Beside this major observation, I am very impressed with the mixture of old and new components of Indian culture. The way my host student speaks, dresses and watches the same exact TV shows as I do makes me feel as if I am back in America just talking to your average kid. Similarly to the mixture of poverty and wealth however, the next moment   I will see a cow walking on the side of the street and she will hardly acknowledge it, reminding me that a mosque is nearby.

After coming to my hasty conclusions as to why people are living the lives they do and why they treat each other the way they do, one of the largest topics we touched on as a group today was not making assumptions. To solidify this point we read a short poem called, “The Blind Men and the Elephant,” a piece which emphasizes the power of not only having the ability to observe without objection, but also the power within the ability to combine different perspectives; something that the six blind men within the poem are never able to do.

Looking forward to our trip to Dharavi tomorrow, the largest slum in the world, I know I will have to try my hardest to observe their living situation through a clear lens, untainted by my preconceived notions of their lives that I currently hold.

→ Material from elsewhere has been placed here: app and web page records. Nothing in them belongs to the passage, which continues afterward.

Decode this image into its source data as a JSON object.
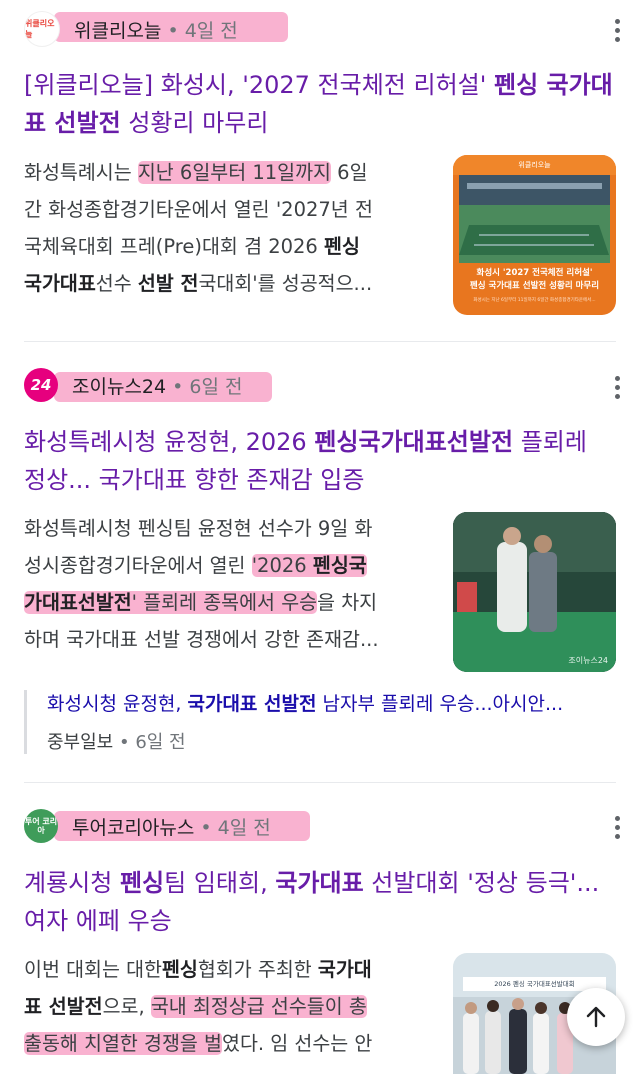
{
  "results": [
    {
      "source": "위클리오늘",
      "age": "4일 전",
      "favicon_text": "위클리오늘",
      "title_parts": [
        "[위클리오늘] 화성시, '2027 전국체전 리허설' ",
        "펜싱 국가대표 선발전",
        " 성황리 마무리"
      ],
      "snippet_lines": [
        [
          "화성특례시는 ",
          "지난 6일부터 11일까지",
          " 6일"
        ],
        [
          "간 화성종합경기타운에서 열린 '2027년 전"
        ],
        [
          "국체육대회 프레(Pre)대회 겸 2026 ",
          "펜싱"
        ],
        [
          "국가대표",
          "선수 ",
          "선발 전",
          "국대회'를 성공적으..."
        ]
      ],
      "thumb": {
        "header": "위클리오늘",
        "caption_line1": "화성시 '2027 전국체전 리허설'",
        "caption_line2": "펜싱 국가대표 선발전 성황리 마무리",
        "caption_small": "화성시는 지난 6일부터 11일까지 6일간 화성종합경기타운에서..."
      }
    },
    {
      "source": "조이뉴스24",
      "age": "6일 전",
      "favicon_text": "24",
      "title_parts": [
        "화성특례시청 윤정현, 2026 ",
        "펜싱국가대표선발전",
        " 플뢰레"
      ],
      "title_line2": "정상... 국가대표 향한 존재감 입증",
      "snippet_lines": [
        [
          "화성특례시청 펜싱팀 윤정현 선수가 9일 화"
        ],
        [
          "성시종합경기타운에서 열린 ",
          "'2026 ",
          "펜싱국"
        ],
        [
          "가대표선발전",
          "' 플뢰레 종목에서 ",
          "우승",
          "을 차지"
        ],
        [
          "하며 국가대표 선발 경쟁에서 강한 존재감..."
        ]
      ],
      "thumb": {
        "caption": "조이뉴스24"
      },
      "related": {
        "title_parts": [
          "화성시청 윤정현, ",
          "국가대표 선발전",
          " 남자부 플뢰레 우승...아시안..."
        ],
        "source": "중부일보",
        "age": "6일 전"
      }
    },
    {
      "source": "투어코리아뉴스",
      "age": "4일 전",
      "favicon_text": "투어 코리아",
      "title_parts": [
        "계룡시청 ",
        "펜싱",
        "팀 임태희, ",
        "국가대표",
        " 선발대회 '정상 등극'..."
      ],
      "title_line2": "여자 에페 우승",
      "snippet_lines": [
        [
          "이번 대회는 대한",
          "펜싱",
          "협회가 주최한 ",
          "국가대"
        ],
        [
          "표 선발전",
          "으로, ",
          "국내 최정상급 선수들이 총"
        ],
        [
          "출동해 치열한 경쟁을 벌",
          "였다. 임 선수는 안"
        ]
      ],
      "thumb": {
        "banner": "2026 펜싱 국가대표선발대회"
      }
    }
  ],
  "fab": {
    "icon": "arrow-up-icon"
  },
  "colors": {
    "title": "#681da8",
    "highlight": "#f472aa",
    "related_link": "#1a0dab"
  }
}
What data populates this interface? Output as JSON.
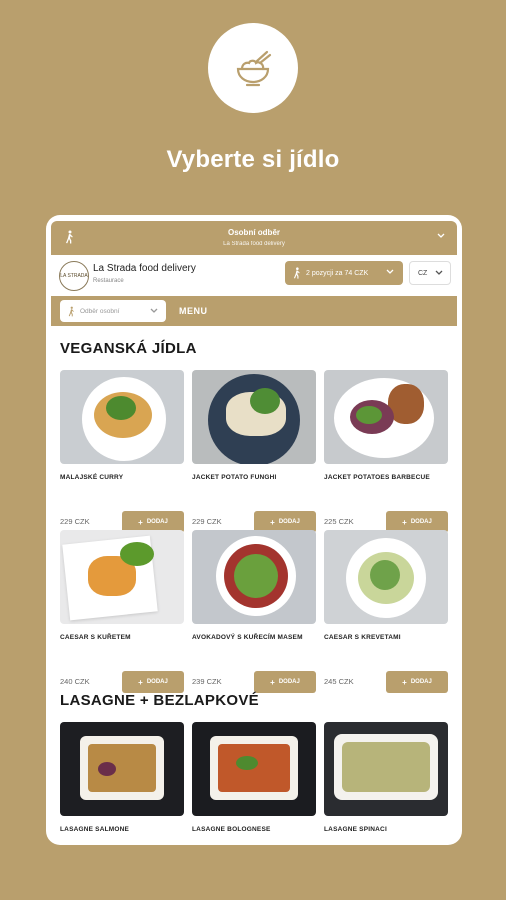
{
  "hero": {
    "title": "Vyberte si jídlo",
    "icon": "rice-bowl-icon"
  },
  "pickup": {
    "title": "Osobní odběr",
    "subtitle": "La Strada food delivery"
  },
  "restaurant": {
    "logo_text": "LA STRADA",
    "name": "La Strada food delivery",
    "subtitle": "Restaurace"
  },
  "cart": {
    "label": "2 pozycji za 74 CZK"
  },
  "language": {
    "selected": "CZ"
  },
  "menubar": {
    "pickup_dropdown": "Odběr osobní",
    "menu_label": "MENU"
  },
  "sections": [
    {
      "title": "VEGANSKÁ JÍDLA",
      "items": [
        {
          "name": "MALAJSKÉ CURRY",
          "price": "229 CZK",
          "add_label": "DODAJ"
        },
        {
          "name": "JACKET POTATO FUNGHI",
          "price": "229 CZK",
          "add_label": "DODAJ"
        },
        {
          "name": "JACKET POTATOES BARBECUE",
          "price": "225 CZK",
          "add_label": "DODAJ"
        },
        {
          "name": "CAESAR S KUŘETEM",
          "price": "240 CZK",
          "add_label": "DODAJ"
        },
        {
          "name": "AVOKADOVÝ S KUŘECÍM MASEM",
          "price": "239 CZK",
          "add_label": "DODAJ"
        },
        {
          "name": "CAESAR S KREVETAMI",
          "price": "245 CZK",
          "add_label": "DODAJ"
        }
      ]
    },
    {
      "title": "LASAGNE + BEZLAPKOVÉ",
      "items": [
        {
          "name": "LASAGNE SALMONE"
        },
        {
          "name": "LASAGNE BOLOGNESE"
        },
        {
          "name": "LASAGNE SPINACI"
        }
      ]
    }
  ],
  "colors": {
    "brand": "#b99f6d",
    "white": "#ffffff",
    "text": "#1a1a1a"
  }
}
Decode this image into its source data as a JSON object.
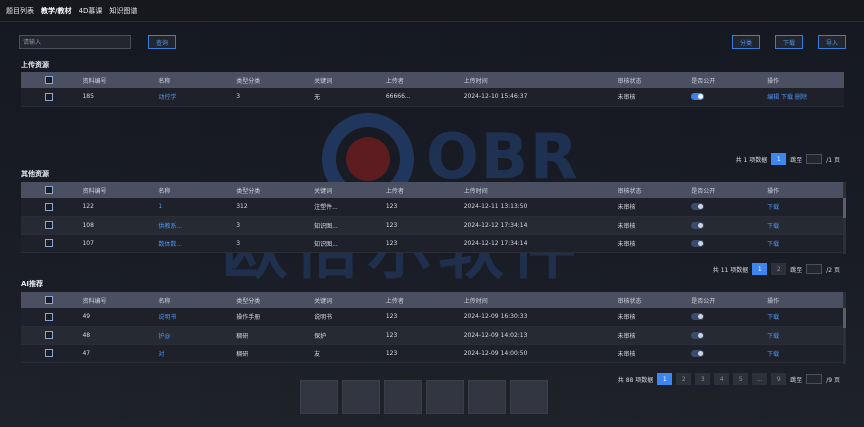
{
  "tabs": [
    "题目列表",
    "教学/教材",
    "4D慕课",
    "知识图谱"
  ],
  "search": {
    "placeholder": "请输入",
    "query_label": "查询"
  },
  "toolbar": {
    "share_label": "分类",
    "download_label": "下载",
    "import_label": "导入"
  },
  "headers": [
    "资料编号",
    "名称",
    "类型分类",
    "关键词",
    "上传者",
    "上传时间",
    "审核状态",
    "是否公开",
    "操作"
  ],
  "upload": {
    "title": "上传资源",
    "rows": [
      {
        "id": "185",
        "name": "动控学",
        "type": "3",
        "keyword": "无",
        "uploader": "66666...",
        "time": "2024-12-10  15:46:37",
        "status": "未审核",
        "public": true,
        "ops": [
          "编辑",
          "下载",
          "删除"
        ]
      }
    ],
    "pager": {
      "total": "共 1 项数据",
      "pages": [
        "1"
      ],
      "goto": "跳至",
      "suffix": "/1 页"
    }
  },
  "other": {
    "title": "其他资源",
    "rows": [
      {
        "id": "122",
        "name": "1",
        "type": "312",
        "keyword": "注塑件...",
        "uploader": "123",
        "time": "2024-12-11  13:13:50",
        "status": "未审核",
        "public": false,
        "ops": [
          "下载"
        ]
      },
      {
        "id": "108",
        "name": "供教系...",
        "type": "3",
        "keyword": "知识图...",
        "uploader": "123",
        "time": "2024-12-12  17:34:14",
        "status": "未审核",
        "public": false,
        "ops": [
          "下载"
        ]
      },
      {
        "id": "107",
        "name": "数体数...",
        "type": "3",
        "keyword": "知识图...",
        "uploader": "123",
        "time": "2024-12-12  17:34:14",
        "status": "未审核",
        "public": false,
        "ops": [
          "下载"
        ]
      }
    ],
    "pager": {
      "total": "共 11 项数据",
      "pages": [
        "1",
        "2"
      ],
      "goto": "跳至",
      "suffix": "/2 页"
    }
  },
  "ai": {
    "title": "AI推荐",
    "rows": [
      {
        "id": "49",
        "name": "说明书",
        "type": "操作手册",
        "keyword": "说明书",
        "uploader": "123",
        "time": "2024-12-09  16:30:33",
        "status": "未审核",
        "public": false,
        "ops": [
          "下载"
        ]
      },
      {
        "id": "48",
        "name": "护@",
        "type": "稠研",
        "keyword": "保护",
        "uploader": "123",
        "time": "2024-12-09  14:02:13",
        "status": "未审核",
        "public": false,
        "ops": [
          "下载"
        ]
      },
      {
        "id": "47",
        "name": "对",
        "type": "稠研",
        "keyword": "友",
        "uploader": "123",
        "time": "2024-12-09  14:00:50",
        "status": "未审核",
        "public": false,
        "ops": [
          "下载"
        ]
      }
    ],
    "pager": {
      "total": "共 88 项数据",
      "pages": [
        "1",
        "2",
        "3",
        "4",
        "5",
        "...",
        "9"
      ],
      "goto": "跳至",
      "suffix": "/9 页"
    }
  },
  "watermark": {
    "en": "OBR",
    "cn": "欧倍尔软件"
  }
}
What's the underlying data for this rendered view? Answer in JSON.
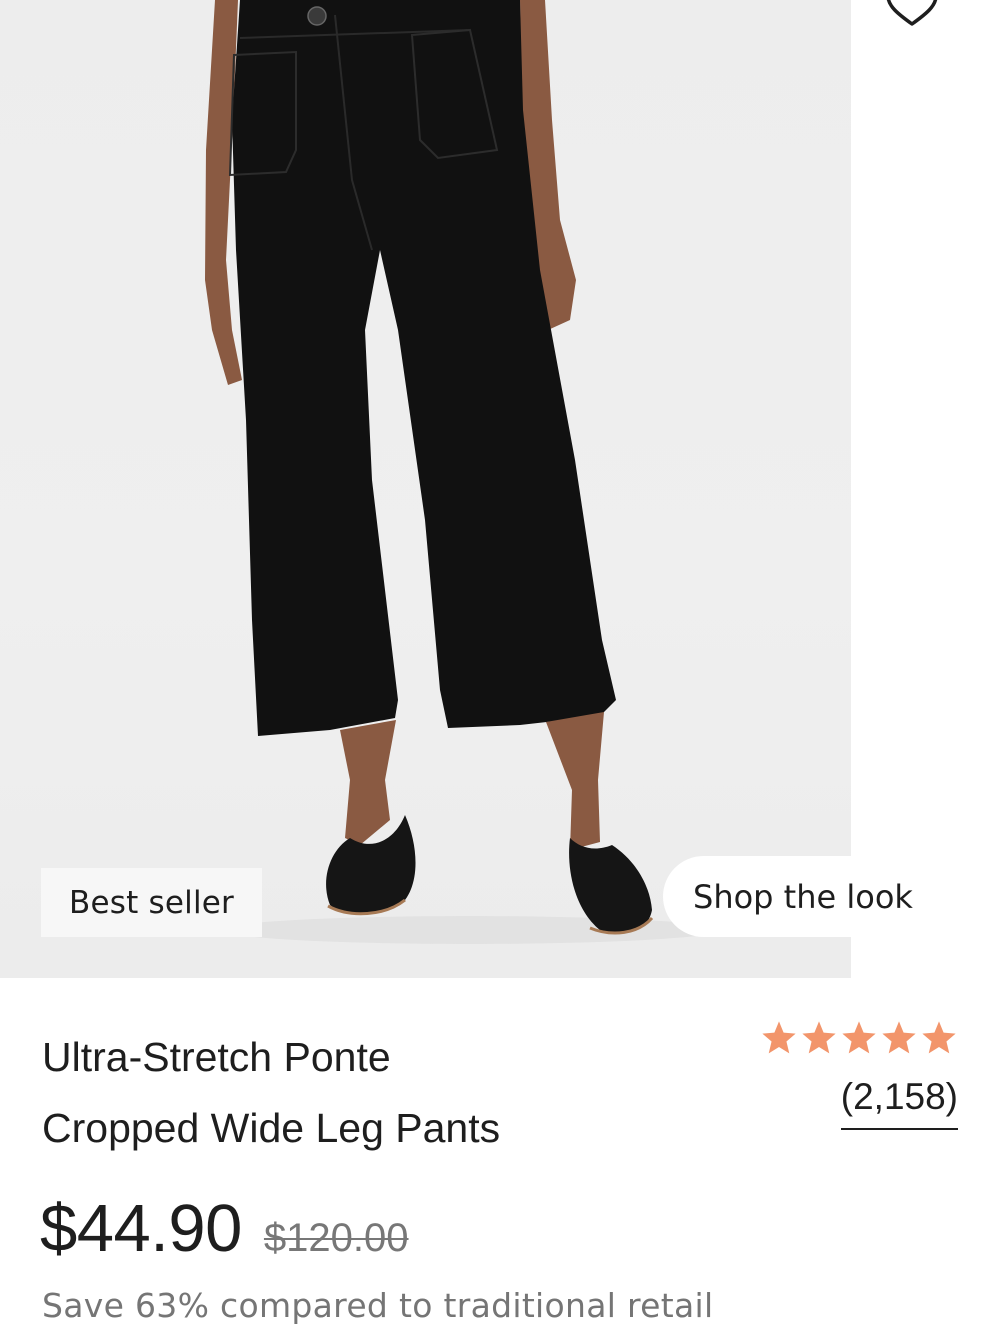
{
  "product": {
    "badge": "Best seller",
    "shop_the_look": "Shop the look",
    "title_line1": "Ultra-Stretch Ponte",
    "title_line2": "Cropped Wide Leg Pants",
    "rating": {
      "stars": 5,
      "review_count": "(2,158)",
      "star_color": "#F2956B"
    },
    "price": {
      "current": "$44.90",
      "original": "$120.00"
    },
    "savings": "Save 63% compared to traditional retail"
  },
  "icons": {
    "wishlist": "heart-outline-icon",
    "star": "star-filled-icon"
  },
  "colors": {
    "background": "#ffffff",
    "image_background": "#ededed",
    "text": "#1e1e1e",
    "muted_text": "#757575",
    "badge_background": "#f7f7f7"
  }
}
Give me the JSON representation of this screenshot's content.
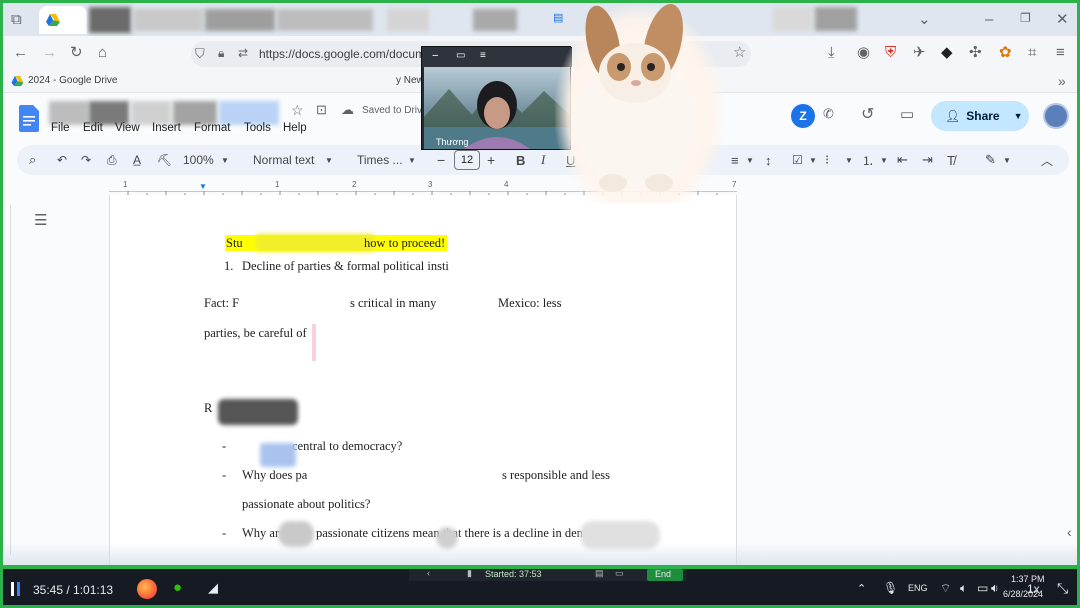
{
  "browser": {
    "tab_label": "2024 - Google Drive",
    "url": "https://docs.google.com/documen",
    "bookmark_label": "y New"
  },
  "docs": {
    "menu": [
      "File",
      "Edit",
      "View",
      "Insert",
      "Format",
      "Tools",
      "Help"
    ],
    "saved_status": "Saved to Drive",
    "share_label": "Share",
    "account_initial": "Z"
  },
  "toolbar": {
    "zoom": "100%",
    "style": "Normal text",
    "font": "Times ...",
    "font_size": "12"
  },
  "ruler": {
    "ticks": [
      "1",
      "1",
      "2",
      "3",
      "4",
      "7"
    ]
  },
  "video_overlay": {
    "participant_name": "Thương"
  },
  "document": {
    "line1": "Stuck … how to proceed!",
    "line1_a": "Stu",
    "line1_b": "how to proceed!",
    "list_item1_num": "1.",
    "list_item1": "Decline of parties & formal political insti",
    "para1_a": "Fact: F",
    "para1_b": "s critical in many",
    "para1_c": "Mexico: less",
    "para2": "parties, be careful of",
    "heading_r": "R",
    "bullet1": "central to democracy?",
    "bullet2_a": "Why does pa",
    "bullet2_b": "s responsible and less",
    "bullet2_c": "passionate about politics?",
    "bullet3_a": "Why ar",
    "bullet3_b": "passionate citizens mean that there is a decline in dem"
  },
  "recorder": {
    "started_label": "Started: 37:53",
    "end_label": "End"
  },
  "taskbar": {
    "timer": "35:45 / 1:01:13",
    "language": "ENG",
    "time": "1:37 PM",
    "date": "6/28/2024",
    "speed": "1x"
  }
}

I am thrilled by the opportunity to observe the lives of the impoverished within India, to truly experience the full spectrum of life in India.